Exercise: Where the string "Ultimate" appears in a line of the data, show that line.

Recorded data:
__________________________________________________

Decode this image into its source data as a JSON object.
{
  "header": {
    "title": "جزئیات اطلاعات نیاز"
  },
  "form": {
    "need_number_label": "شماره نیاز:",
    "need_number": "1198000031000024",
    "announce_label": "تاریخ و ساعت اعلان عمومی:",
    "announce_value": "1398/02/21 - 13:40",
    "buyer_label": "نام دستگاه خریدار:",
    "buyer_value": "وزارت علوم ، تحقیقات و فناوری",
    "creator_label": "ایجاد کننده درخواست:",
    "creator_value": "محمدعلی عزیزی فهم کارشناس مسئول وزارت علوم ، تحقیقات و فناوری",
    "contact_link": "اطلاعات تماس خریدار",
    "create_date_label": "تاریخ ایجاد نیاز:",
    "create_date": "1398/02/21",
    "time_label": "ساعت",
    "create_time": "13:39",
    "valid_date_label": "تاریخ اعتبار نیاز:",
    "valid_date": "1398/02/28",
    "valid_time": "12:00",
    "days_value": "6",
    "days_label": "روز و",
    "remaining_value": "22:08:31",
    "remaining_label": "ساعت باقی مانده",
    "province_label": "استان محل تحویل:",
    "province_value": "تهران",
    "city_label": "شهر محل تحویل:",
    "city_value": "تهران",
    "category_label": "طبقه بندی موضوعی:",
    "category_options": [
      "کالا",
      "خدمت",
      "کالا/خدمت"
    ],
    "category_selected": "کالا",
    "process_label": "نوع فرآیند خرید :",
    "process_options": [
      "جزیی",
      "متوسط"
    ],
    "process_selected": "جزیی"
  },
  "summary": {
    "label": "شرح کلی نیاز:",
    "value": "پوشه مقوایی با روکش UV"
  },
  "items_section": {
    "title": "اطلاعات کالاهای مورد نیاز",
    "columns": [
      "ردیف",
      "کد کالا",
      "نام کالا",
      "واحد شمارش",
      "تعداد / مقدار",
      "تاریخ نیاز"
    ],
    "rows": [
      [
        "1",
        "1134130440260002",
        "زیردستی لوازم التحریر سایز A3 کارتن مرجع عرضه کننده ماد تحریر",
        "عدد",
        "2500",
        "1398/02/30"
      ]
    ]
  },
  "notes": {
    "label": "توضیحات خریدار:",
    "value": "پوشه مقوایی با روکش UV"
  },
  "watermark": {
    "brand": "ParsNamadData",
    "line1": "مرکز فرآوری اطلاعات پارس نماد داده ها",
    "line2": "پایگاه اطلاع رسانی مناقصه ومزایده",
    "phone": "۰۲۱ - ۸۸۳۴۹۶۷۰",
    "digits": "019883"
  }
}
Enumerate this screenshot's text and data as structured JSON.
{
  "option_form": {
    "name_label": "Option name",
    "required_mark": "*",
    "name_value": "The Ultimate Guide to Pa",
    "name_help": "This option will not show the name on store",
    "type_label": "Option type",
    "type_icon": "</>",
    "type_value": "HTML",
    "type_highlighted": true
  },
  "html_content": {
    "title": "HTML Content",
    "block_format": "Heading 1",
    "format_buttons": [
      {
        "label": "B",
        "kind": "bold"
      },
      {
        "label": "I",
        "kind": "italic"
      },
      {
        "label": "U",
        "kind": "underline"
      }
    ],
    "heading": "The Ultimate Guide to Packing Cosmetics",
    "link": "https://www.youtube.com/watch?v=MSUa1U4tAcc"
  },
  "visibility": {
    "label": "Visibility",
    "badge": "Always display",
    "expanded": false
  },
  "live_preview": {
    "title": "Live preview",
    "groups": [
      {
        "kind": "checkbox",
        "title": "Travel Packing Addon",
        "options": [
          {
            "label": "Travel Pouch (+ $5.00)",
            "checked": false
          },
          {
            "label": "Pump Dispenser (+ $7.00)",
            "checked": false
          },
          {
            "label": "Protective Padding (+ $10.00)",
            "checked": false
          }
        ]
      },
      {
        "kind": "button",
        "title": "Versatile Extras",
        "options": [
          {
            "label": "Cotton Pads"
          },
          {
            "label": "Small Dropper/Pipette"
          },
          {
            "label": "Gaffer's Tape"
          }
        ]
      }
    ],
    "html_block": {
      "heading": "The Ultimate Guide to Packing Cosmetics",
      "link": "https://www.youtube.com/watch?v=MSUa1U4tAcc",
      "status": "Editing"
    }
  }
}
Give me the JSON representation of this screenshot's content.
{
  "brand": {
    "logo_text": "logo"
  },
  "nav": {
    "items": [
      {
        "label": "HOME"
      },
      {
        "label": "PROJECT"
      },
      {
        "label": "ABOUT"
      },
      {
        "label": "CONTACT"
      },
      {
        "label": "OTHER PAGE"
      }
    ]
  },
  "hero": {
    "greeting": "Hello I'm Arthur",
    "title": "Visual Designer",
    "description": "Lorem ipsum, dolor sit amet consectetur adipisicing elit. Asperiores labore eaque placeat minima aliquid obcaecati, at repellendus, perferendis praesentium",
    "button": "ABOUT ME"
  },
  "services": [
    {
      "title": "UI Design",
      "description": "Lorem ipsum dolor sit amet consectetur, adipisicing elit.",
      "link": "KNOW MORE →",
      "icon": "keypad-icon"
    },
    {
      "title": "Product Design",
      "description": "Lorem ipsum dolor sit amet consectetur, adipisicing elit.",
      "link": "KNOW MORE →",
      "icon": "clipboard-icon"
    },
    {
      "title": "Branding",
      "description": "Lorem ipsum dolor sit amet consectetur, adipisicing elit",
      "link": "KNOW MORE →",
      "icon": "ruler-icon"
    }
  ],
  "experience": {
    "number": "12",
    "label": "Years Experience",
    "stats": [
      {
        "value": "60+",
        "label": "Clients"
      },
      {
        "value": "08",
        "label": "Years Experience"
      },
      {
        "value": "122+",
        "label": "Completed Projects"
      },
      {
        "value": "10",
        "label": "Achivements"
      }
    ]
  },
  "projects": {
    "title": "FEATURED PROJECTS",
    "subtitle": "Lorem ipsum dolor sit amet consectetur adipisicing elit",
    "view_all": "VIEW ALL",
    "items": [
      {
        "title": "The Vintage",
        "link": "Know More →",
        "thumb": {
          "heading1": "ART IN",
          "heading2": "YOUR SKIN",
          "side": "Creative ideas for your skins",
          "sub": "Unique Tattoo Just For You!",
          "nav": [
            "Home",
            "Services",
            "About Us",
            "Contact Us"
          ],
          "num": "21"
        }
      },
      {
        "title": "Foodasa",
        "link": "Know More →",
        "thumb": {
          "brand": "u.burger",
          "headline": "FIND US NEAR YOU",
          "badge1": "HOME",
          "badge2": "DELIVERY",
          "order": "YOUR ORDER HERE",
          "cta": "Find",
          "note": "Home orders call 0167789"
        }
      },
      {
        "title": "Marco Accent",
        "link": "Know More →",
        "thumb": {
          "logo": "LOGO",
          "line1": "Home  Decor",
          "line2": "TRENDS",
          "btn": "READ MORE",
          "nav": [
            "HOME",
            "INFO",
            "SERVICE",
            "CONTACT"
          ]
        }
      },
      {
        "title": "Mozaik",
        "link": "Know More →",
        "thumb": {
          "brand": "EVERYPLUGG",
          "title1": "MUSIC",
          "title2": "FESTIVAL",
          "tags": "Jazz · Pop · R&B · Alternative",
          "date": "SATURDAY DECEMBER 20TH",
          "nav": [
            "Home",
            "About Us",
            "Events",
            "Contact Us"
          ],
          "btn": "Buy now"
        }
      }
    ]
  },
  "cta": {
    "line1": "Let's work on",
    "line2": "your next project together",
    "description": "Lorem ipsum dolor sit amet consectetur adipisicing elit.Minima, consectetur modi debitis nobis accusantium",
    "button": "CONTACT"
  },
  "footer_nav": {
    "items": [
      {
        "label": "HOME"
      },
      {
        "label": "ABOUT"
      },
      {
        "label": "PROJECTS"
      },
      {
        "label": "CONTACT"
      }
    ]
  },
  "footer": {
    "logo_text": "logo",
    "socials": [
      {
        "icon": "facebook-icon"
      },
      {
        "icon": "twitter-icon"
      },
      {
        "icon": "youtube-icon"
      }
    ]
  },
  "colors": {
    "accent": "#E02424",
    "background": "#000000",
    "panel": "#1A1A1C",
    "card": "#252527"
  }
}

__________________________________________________

Your response:
    "name_value": "The Ultimate Guide to Pa",
    "heading": "The Ultimate Guide to Packing Cosmetics",
      "heading": "The Ultimate Guide to Packing Cosmetics",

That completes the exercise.